▶ [WHAT YOU SHOULD DO]:
Provide only the number of lines below that contain the word "confidence".

▶ [PROVIDED DATA]:
####

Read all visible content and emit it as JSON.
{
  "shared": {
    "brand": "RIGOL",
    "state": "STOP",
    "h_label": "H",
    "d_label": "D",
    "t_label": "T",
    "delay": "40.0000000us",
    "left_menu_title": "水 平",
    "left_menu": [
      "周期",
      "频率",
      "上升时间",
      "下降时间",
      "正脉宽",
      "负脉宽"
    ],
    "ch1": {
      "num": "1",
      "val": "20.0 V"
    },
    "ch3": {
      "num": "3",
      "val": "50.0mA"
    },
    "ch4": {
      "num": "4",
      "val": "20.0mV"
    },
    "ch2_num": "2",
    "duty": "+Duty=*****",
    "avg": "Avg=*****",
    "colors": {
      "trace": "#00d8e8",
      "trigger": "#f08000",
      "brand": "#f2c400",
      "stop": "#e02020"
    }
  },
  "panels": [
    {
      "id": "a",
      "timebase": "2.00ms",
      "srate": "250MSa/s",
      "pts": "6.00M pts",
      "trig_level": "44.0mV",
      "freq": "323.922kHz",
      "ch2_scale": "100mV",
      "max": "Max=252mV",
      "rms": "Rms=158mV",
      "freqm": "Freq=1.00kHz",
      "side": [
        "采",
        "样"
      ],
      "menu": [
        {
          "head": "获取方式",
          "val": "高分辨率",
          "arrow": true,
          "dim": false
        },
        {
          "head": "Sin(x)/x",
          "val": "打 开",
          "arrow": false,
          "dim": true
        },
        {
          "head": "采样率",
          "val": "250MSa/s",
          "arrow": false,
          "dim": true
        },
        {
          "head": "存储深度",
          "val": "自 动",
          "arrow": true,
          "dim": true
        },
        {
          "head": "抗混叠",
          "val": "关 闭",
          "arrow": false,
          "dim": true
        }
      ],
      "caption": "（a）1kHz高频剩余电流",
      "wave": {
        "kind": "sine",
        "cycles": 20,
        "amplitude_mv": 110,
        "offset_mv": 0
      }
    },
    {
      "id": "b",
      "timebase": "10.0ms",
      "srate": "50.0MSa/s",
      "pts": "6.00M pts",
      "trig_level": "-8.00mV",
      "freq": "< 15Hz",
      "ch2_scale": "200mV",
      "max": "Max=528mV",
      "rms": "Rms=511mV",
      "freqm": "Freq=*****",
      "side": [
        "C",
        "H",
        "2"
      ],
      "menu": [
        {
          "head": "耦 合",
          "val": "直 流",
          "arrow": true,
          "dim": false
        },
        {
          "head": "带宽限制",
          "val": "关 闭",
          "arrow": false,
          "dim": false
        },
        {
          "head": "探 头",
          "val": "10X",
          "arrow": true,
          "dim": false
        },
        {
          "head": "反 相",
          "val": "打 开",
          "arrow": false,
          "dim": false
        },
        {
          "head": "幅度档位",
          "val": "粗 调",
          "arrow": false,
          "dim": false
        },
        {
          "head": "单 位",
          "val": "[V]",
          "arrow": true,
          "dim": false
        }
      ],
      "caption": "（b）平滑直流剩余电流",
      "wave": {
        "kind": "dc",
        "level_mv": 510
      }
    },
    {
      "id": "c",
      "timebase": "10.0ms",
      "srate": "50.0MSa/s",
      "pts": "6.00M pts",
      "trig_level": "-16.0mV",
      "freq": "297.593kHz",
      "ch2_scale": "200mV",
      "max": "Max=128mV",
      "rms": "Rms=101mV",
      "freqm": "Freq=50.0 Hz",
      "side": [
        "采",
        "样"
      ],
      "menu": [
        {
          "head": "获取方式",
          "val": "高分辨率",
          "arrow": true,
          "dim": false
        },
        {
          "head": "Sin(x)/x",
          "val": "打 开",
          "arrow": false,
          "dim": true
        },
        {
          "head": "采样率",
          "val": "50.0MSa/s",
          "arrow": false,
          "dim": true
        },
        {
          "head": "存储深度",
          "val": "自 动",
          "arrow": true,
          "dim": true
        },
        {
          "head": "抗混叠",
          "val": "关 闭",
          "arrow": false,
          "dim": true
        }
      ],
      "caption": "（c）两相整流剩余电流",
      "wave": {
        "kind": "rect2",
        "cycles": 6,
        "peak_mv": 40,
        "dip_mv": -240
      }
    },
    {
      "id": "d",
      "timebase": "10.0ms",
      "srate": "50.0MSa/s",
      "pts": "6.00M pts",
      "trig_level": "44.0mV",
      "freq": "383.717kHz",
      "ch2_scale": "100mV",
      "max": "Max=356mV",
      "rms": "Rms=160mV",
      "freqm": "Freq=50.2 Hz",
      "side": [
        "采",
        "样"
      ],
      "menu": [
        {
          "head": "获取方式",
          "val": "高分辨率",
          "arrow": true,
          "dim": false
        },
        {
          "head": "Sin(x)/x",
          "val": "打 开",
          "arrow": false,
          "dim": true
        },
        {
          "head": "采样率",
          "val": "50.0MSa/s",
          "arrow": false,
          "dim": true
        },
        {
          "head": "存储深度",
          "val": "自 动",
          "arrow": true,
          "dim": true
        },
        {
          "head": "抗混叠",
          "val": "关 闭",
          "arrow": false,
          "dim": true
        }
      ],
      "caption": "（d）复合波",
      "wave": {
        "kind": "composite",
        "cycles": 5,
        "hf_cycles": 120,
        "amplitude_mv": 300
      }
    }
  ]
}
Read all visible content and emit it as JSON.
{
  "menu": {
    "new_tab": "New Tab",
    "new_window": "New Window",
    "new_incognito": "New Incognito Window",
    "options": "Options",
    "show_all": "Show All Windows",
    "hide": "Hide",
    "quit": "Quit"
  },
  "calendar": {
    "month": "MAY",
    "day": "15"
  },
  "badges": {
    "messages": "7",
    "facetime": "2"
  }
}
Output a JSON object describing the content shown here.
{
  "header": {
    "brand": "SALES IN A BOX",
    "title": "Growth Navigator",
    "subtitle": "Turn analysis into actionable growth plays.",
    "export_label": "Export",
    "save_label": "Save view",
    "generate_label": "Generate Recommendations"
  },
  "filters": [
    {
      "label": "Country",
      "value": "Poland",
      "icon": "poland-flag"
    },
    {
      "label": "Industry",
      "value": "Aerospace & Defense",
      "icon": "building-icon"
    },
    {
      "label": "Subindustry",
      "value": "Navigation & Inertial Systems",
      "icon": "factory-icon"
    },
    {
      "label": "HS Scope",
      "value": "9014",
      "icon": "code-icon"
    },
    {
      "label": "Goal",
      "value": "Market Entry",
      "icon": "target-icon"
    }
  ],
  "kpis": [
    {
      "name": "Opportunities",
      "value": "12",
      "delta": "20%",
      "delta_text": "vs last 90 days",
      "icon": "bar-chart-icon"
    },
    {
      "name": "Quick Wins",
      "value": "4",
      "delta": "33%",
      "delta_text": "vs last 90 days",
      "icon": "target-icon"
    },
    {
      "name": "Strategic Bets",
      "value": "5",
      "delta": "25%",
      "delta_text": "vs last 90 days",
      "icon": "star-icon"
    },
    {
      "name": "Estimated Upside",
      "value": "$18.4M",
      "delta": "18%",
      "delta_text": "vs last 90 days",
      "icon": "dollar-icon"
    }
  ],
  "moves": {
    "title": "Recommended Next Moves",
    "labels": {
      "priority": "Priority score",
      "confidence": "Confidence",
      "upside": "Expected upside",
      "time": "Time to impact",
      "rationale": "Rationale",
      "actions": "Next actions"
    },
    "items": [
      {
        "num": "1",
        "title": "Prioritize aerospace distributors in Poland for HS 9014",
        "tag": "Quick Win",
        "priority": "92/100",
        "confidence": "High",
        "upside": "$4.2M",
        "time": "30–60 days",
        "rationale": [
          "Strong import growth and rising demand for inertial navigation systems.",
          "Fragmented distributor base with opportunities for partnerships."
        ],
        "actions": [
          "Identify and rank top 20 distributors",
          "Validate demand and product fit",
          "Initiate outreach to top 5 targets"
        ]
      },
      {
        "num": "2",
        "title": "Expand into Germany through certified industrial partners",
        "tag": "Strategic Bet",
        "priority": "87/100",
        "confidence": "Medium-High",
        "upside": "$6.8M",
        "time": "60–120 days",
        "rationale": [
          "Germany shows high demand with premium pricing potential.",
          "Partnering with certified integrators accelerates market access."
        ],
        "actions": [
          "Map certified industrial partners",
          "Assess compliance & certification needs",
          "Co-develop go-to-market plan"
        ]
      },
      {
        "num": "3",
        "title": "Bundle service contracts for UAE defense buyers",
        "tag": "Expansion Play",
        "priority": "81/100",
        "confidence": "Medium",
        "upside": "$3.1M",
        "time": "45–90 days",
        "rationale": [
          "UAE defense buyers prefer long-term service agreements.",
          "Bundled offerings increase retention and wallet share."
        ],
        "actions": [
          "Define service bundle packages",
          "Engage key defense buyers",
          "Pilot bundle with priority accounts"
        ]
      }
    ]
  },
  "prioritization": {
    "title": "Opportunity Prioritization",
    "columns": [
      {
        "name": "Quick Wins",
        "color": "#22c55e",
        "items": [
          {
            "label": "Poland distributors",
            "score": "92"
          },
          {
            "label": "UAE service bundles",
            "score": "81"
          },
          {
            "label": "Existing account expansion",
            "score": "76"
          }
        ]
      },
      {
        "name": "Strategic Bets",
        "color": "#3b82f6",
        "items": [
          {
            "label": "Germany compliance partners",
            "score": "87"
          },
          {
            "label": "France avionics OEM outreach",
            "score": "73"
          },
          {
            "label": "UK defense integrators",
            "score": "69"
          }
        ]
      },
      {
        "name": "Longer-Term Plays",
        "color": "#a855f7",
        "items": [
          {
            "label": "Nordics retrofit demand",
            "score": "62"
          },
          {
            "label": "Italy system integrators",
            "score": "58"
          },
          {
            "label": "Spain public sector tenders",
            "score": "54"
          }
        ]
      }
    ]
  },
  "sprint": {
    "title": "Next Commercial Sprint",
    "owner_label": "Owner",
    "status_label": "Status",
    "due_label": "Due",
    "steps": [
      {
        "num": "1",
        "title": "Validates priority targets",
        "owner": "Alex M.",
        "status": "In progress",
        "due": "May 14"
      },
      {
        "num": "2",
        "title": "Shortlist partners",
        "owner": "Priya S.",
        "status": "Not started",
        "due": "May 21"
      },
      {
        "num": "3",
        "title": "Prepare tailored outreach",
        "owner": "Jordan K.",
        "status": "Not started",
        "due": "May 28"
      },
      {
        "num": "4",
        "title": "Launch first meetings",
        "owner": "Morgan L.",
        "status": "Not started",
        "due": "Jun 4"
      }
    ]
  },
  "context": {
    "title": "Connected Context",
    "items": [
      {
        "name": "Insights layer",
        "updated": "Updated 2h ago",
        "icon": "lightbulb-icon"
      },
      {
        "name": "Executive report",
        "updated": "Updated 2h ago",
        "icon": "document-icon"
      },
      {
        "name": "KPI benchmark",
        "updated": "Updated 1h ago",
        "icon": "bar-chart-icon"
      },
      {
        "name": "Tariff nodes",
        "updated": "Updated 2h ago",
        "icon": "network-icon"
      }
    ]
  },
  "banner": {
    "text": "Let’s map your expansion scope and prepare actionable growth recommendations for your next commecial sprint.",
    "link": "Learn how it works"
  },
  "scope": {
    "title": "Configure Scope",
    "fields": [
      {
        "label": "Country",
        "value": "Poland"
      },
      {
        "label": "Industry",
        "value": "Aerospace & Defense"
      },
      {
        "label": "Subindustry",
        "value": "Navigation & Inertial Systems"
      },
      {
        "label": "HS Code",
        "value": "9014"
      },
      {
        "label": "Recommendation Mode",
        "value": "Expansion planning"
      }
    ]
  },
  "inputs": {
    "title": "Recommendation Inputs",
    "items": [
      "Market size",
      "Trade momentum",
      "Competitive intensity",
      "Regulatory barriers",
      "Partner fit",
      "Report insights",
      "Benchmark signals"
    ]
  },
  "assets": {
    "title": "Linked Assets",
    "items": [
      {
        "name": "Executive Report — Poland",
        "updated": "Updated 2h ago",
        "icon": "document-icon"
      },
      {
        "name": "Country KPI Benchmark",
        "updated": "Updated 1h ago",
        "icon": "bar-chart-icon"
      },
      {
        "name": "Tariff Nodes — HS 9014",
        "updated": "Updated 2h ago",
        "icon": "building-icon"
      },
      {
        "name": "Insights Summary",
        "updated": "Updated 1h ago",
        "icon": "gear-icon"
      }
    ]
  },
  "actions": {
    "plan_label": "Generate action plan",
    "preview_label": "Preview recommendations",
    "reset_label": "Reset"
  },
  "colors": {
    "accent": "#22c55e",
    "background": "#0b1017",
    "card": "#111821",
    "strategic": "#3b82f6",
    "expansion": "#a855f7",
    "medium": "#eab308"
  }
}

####

▶ [ANSWER BELOW]:
4